I didn't have time to make it perfect, but this is the draft of what I testified last night at the West Hollywood Metro Long Range Plan meeting:
Good evening, my name is Damien Newton and I am a resident of Los Angeles.
Tonight I’m here not to testify in favor of a favorite project, but to present Metro with what I imagine when I think of the future of transportation.
Last week, I had the opportunity to attend the "ribbon cutting" for the shared street project at Bimini Place. The community has taken control of their local streets and put in permeable sidewalks, macadamia nut trees, traffic calming devices, street art and decorated benches along widened sidewalks. What does this have to do with Metro’s Long Range Transportation Plan? The Shared Street Project was funded in large part by a grant from Metro.
Bimini Street is my vision for Los Angeles. A place where all users of the transportation system have access to the street, not just cars and trucks.
To realize this vision, Metro needs to allocate more funds for bicycle and pedestrian projects. Currently, the long range plan calls for spending less than 1% of funds on bike/ped projects while roads and highways receive 25% of the budget for expansion projects. For comparison purposes, the great state of New Jersey spends about 1% of its transportation budget for highway expansion reserving the rest for transit, fix-it projects and retrofitting streets to make them more accessible to the community.
First and foremost, an increase in funds could be used to finally make LA County roads safer for pedestrians and cyclists. Every time a transportation agency makes a new long term plan, they call for a decrease in cyclist/pedestrian deaths. If you go to LA Streetsblog and run a search for "SCAG" you can see how we’ve been doing in reducing pedestrian crashes and deaths. In short, since 2000, the number of deaths and crashes has basically remained static in LA County.
There’s a lot of ways to improve pedestrian and bicycle safety. The most obvious way is to slow down traffic, but that would require the political will and guts to tell the residents of the Car Culture Capital that their lifestyle is not sustainable. Look, with oil prices hitting the roof and the amount of space to build more highways coming to an end someone’s going to have to break the news to the populace eventually. The more money we waste on highway projects the harder it’s going to be to break the death grip car culture has had on our way of life.
LA County also needs to complete our bike network.

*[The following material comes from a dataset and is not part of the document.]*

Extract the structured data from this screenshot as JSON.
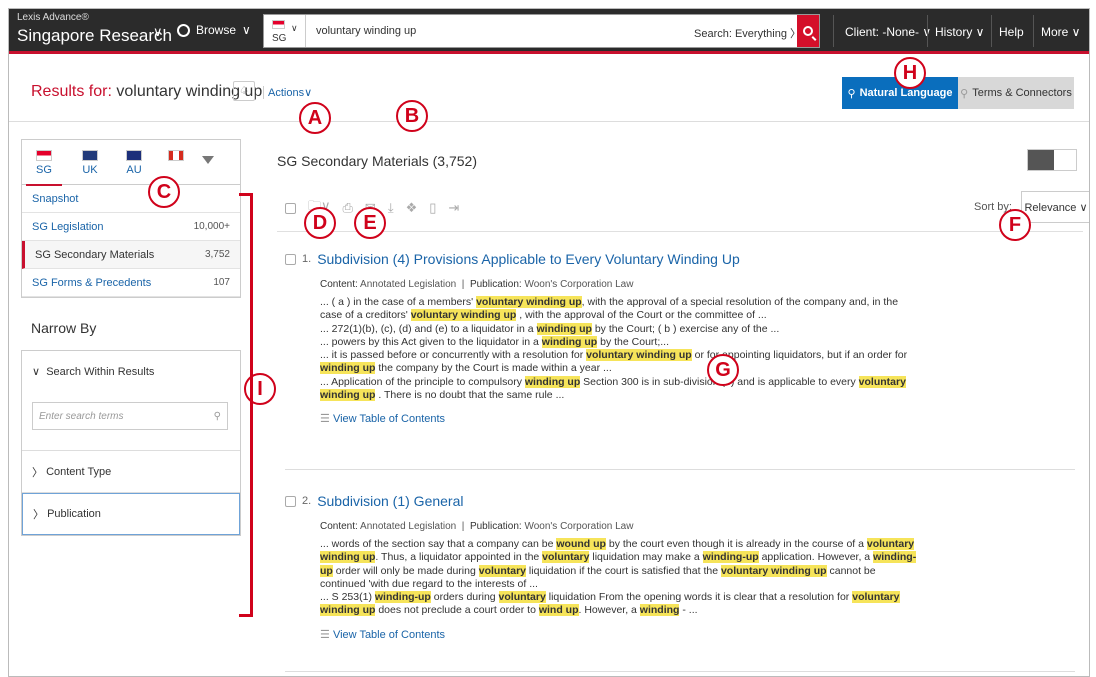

On my way home from Bimini, I stumbled upon a bike path at second street that was two blocks long. A couple of blocks later I stumbled on the bike path at Beverly which I road west for two blocks until the shoulder and sidewalk completely vanished next to the Wilshire Country Club. This is just one example of a dysfunctional bike network, and if we want LA County to have a world-class transportation network, we’re going to need to fix the bike network.

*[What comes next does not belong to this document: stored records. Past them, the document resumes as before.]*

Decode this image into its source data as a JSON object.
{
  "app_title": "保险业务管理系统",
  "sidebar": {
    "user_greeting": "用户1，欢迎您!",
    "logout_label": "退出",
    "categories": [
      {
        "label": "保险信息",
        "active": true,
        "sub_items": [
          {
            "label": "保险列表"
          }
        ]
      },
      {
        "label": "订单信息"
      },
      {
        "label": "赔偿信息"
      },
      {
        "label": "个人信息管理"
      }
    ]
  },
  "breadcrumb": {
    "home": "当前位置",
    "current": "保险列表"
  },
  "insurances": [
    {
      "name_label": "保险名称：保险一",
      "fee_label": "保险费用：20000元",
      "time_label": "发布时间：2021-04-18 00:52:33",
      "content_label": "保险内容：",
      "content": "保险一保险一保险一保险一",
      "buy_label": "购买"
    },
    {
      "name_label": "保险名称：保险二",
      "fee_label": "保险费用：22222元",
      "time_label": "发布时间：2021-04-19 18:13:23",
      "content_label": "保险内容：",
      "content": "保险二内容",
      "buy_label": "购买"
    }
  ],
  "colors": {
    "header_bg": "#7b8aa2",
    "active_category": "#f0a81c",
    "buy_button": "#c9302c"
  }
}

Metro’s policies on bike/ped projects seems a little skewed. When Metro puts out a call for projects, it always includes this line, "Construction of a bikeway and/or pedestrian path is prohibited unless the bikeway or pedestrian path is designed so that the sponsor can demonstrate that it will not have to be relocated or removed to allow for construction or operation of a future transportation project." Metro needs to change this language and realize that a street that moves hundreds of pedestrians is actually more efficient than one that moves hundreds of car passengers (or transit passengers for that matter).
In conclusion, if Metro shares my vision of a future with less cars and more people on the street then it needs to allocate the money now to fix our streets. I guarantee you we can find ways to spend it and make our communities more livable and less polluted.